* [Goal of the exercise] Write every line of the following listing exactly as it reads.
:::::
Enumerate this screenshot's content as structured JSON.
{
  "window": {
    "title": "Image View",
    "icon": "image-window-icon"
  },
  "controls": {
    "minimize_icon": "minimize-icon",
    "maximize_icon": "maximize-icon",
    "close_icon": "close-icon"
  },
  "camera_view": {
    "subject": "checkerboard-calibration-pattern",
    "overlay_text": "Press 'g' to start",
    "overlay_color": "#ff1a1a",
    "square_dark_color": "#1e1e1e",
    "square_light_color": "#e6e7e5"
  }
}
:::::
* [Answer for the task]
Enumerate this screenshot's content as structured JSON.
{
  "window": {
    "title": "Image View",
    "icon": "image-window-icon"
  },
  "controls": {
    "minimize_icon": "minimize-icon",
    "maximize_icon": "maximize-icon",
    "close_icon": "close-icon"
  },
  "camera_view": {
    "subject": "checkerboard-calibration-pattern",
    "overlay_text": "Press 'g' to start",
    "overlay_color": "#ff1a1a",
    "square_dark_color": "#1e1e1e",
    "square_light_color": "#e6e7e5"
  }
}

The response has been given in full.